Use anti-virus software and firewalls all the time, they do help you. Once you've set them up properly they don't really cause you problems. If your firewall does drive you mad, you've probably got it configured wrong (not allowing your normal programs, or it's stupidly alerting you about every little thing on the internet that it's disallowing), or you've got something on your computer that you should be concerned about (when some peculiar sounding program wants internet access, you've probably got a virus or trojan—you should get rid of them, not your firewall).
Learn how to use your software properly. Check out what customisation options you have, and set them to suit yourself. Turn off features that nag at you, annoy you, slow your computer down, or breach your privacy. In particular disable options that keep a program running all the time, just run the software when you actually need it, but don't turn off the features that protect you (i.e. don't ignore warnings).
Read the warnings. When you're presented with information before installing software, or allowing it through your firewall, etc., read what it says, think about what it implies, and proceed with due care.

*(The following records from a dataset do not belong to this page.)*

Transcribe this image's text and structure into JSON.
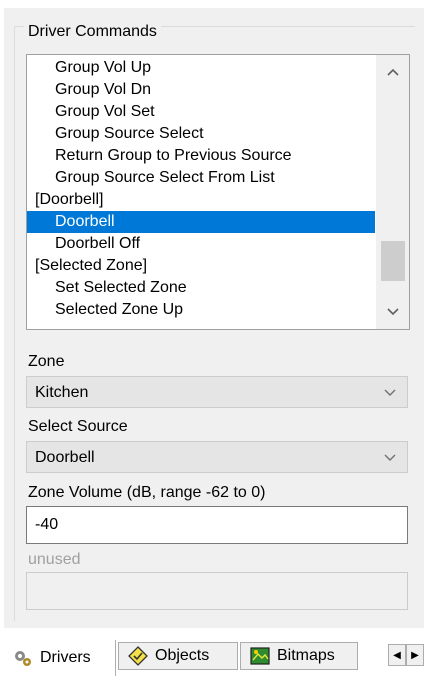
{
  "driver_commands": {
    "title": "Driver Commands",
    "items": [
      {
        "label": "Group Vol Up",
        "kind": "command",
        "selected": false
      },
      {
        "label": "Group Vol Dn",
        "kind": "command",
        "selected": false
      },
      {
        "label": "Group Vol Set",
        "kind": "command",
        "selected": false
      },
      {
        "label": "Group Source Select",
        "kind": "command",
        "selected": false
      },
      {
        "label": "Return Group to Previous Source",
        "kind": "command",
        "selected": false
      },
      {
        "label": "Group Source Select From List",
        "kind": "command",
        "selected": false
      },
      {
        "label": "[Doorbell]",
        "kind": "category",
        "selected": false
      },
      {
        "label": "Doorbell",
        "kind": "command",
        "selected": true
      },
      {
        "label": "Doorbell Off",
        "kind": "command",
        "selected": false
      },
      {
        "label": "[Selected Zone]",
        "kind": "category",
        "selected": false
      },
      {
        "label": "Set Selected Zone",
        "kind": "command",
        "selected": false
      },
      {
        "label": "Selected Zone Up",
        "kind": "command",
        "selected": false
      }
    ]
  },
  "zone": {
    "label": "Zone",
    "value": "Kitchen"
  },
  "select_source": {
    "label": "Select Source",
    "value": "Doorbell"
  },
  "zone_volume": {
    "label": "Zone Volume (dB, range -62 to 0)",
    "value": "-40"
  },
  "unused": {
    "label": "unused",
    "value": ""
  },
  "tabs": [
    {
      "label": "Drivers",
      "icon": "drivers-icon",
      "active": true
    },
    {
      "label": "Objects",
      "icon": "objects-icon",
      "active": false
    },
    {
      "label": "Bitmaps",
      "icon": "bitmaps-icon",
      "active": false
    }
  ],
  "colors": {
    "selection": "#0078d7",
    "panel": "#f0f0f0"
  }
}
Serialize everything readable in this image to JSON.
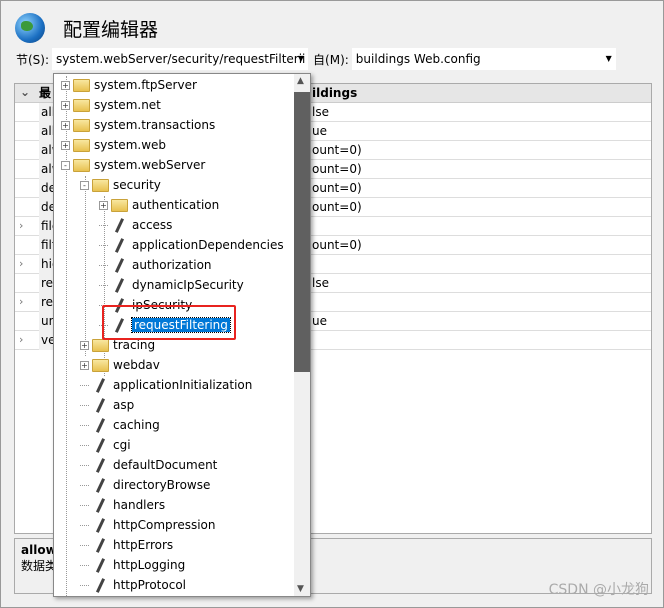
{
  "title": "配置编辑器",
  "toolbar": {
    "section_label": "节(S):",
    "section_value": "system.webServer/security/requestFilterii",
    "from_label": "自(M):",
    "from_value": "buildings Web.config"
  },
  "grid": {
    "header_name": "最",
    "header_value": "ildings",
    "rows": [
      {
        "name": "all",
        "value": "lse",
        "expand": false
      },
      {
        "name": "all",
        "value": "ue",
        "expand": false
      },
      {
        "name": "alw",
        "value": "ount=0)",
        "expand": false
      },
      {
        "name": "alw",
        "value": "ount=0)",
        "expand": false
      },
      {
        "name": "de",
        "value": "ount=0)",
        "expand": false
      },
      {
        "name": "de",
        "value": "ount=0)",
        "expand": false
      },
      {
        "name": "file",
        "value": "",
        "expand": true
      },
      {
        "name": "filt",
        "value": "ount=0)",
        "expand": false
      },
      {
        "name": "hid",
        "value": "",
        "expand": true
      },
      {
        "name": "re",
        "value": "lse",
        "expand": false
      },
      {
        "name": "re",
        "value": "",
        "expand": true
      },
      {
        "name": "un",
        "value": "ue",
        "expand": false
      },
      {
        "name": "ve",
        "value": "",
        "expand": true
      }
    ]
  },
  "description": {
    "title": "allow",
    "text": "数据类"
  },
  "watermark": "CSDN @小龙狗",
  "tree": [
    {
      "label": "system.ftpServer",
      "level": 0,
      "type": "folder",
      "toggle": "+"
    },
    {
      "label": "system.net",
      "level": 0,
      "type": "folder",
      "toggle": "+"
    },
    {
      "label": "system.transactions",
      "level": 0,
      "type": "folder",
      "toggle": "+"
    },
    {
      "label": "system.web",
      "level": 0,
      "type": "folder",
      "toggle": "+"
    },
    {
      "label": "system.webServer",
      "level": 0,
      "type": "folder",
      "toggle": "-"
    },
    {
      "label": "security",
      "level": 1,
      "type": "folder",
      "toggle": "-"
    },
    {
      "label": "authentication",
      "level": 2,
      "type": "folder",
      "toggle": "+"
    },
    {
      "label": "access",
      "level": 2,
      "type": "section"
    },
    {
      "label": "applicationDependencies",
      "level": 2,
      "type": "section"
    },
    {
      "label": "authorization",
      "level": 2,
      "type": "section"
    },
    {
      "label": "dynamicIpSecurity",
      "level": 2,
      "type": "section"
    },
    {
      "label": "ipSecurity",
      "level": 2,
      "type": "section"
    },
    {
      "label": "requestFiltering",
      "level": 2,
      "type": "section",
      "selected": true
    },
    {
      "label": "tracing",
      "level": 1,
      "type": "folder",
      "toggle": "+"
    },
    {
      "label": "webdav",
      "level": 1,
      "type": "folder",
      "toggle": "+"
    },
    {
      "label": "applicationInitialization",
      "level": 1,
      "type": "section"
    },
    {
      "label": "asp",
      "level": 1,
      "type": "section"
    },
    {
      "label": "caching",
      "level": 1,
      "type": "section"
    },
    {
      "label": "cgi",
      "level": 1,
      "type": "section"
    },
    {
      "label": "defaultDocument",
      "level": 1,
      "type": "section"
    },
    {
      "label": "directoryBrowse",
      "level": 1,
      "type": "section"
    },
    {
      "label": "handlers",
      "level": 1,
      "type": "section"
    },
    {
      "label": "httpCompression",
      "level": 1,
      "type": "section"
    },
    {
      "label": "httpErrors",
      "level": 1,
      "type": "section"
    },
    {
      "label": "httpLogging",
      "level": 1,
      "type": "section"
    },
    {
      "label": "httpProtocol",
      "level": 1,
      "type": "section"
    }
  ],
  "colors": {
    "selection": "#0078d7",
    "highlight_box": "#e8231f"
  }
}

If you ignore the warnings and safety advice you will suffer problems with your computer. There is no avoiding this, you will keep having problems, you will keep on bringing your computer back to get it fixed, again and again; and you will keep on wasting your time and money. Any time I've come across someone who doesn't use protective software, their computer has been riddled with rubbish; and it's generally the only reason that their computer hasn't been working very well for them.
Replace bad software with better software. For example, things like Microsoft's Internet Explorer are riddled with security holes that can affect your entire computer. While no software is perfect, there's much better alternatives, and browsers which aren't so tightly integrated with Windows don't share their flaws so badly (e.g. when other browsers crash, only the browser crashes, not the entire computer; and they're not so easily exploited to secretly install malicious programs on your computer). If you like the all-in-one approach (browser, news and mail with the one program), then Mozilla is a much better alternative. But if you prefer separate programs, then use Mozilla Firefox instead of Internet Explorer for web browsing, Mozilla Thunderbird or Ritlab's “The Bat!” instead of Outlook Express for mail, and Forté Inc's Agent or 40tude Dialog instead of Outlook Express for usenet (news groups). Opera is another decent all-in-one alternative to all of those. Avoiding Microsoft's Internet Explorer and Outlook Express, and anything else that uses them behind the scenes (e.g. like Incredimail, and various other things which pretend to be web browsers, but are merely just a new front cover for Internet Explorer—such as Avant Browser), is the single best thing you can do to help protect yourself from accidents that screw up your computer.
If you only use your machine for work reasons, you might consider ditching Windows, completely. You can use something much more robust, like Linux or BSD, to do ordinary tasks like e-mail, web browsing, writing documents, etc., in a safer environment. It's not too difficult, just a bit different, and easy enough to adjust to (no worse than all the hoops Windows makes you jump through). Of course it's not a guarantee, nothing is completely foolproof, but I've found it survives unskilled user-abuse better than Windows does. It's capable of more than just office work, you can play games and so on, as well, but that's a little bit more difficult to manage.
Amongst other things, there are links to software for different types of computers in my links section (in there you'll find links to quite a few things that I recommend). And the computing section of my website discuss various issues about computers (have a look around, things are organised into topics to make it easier for you).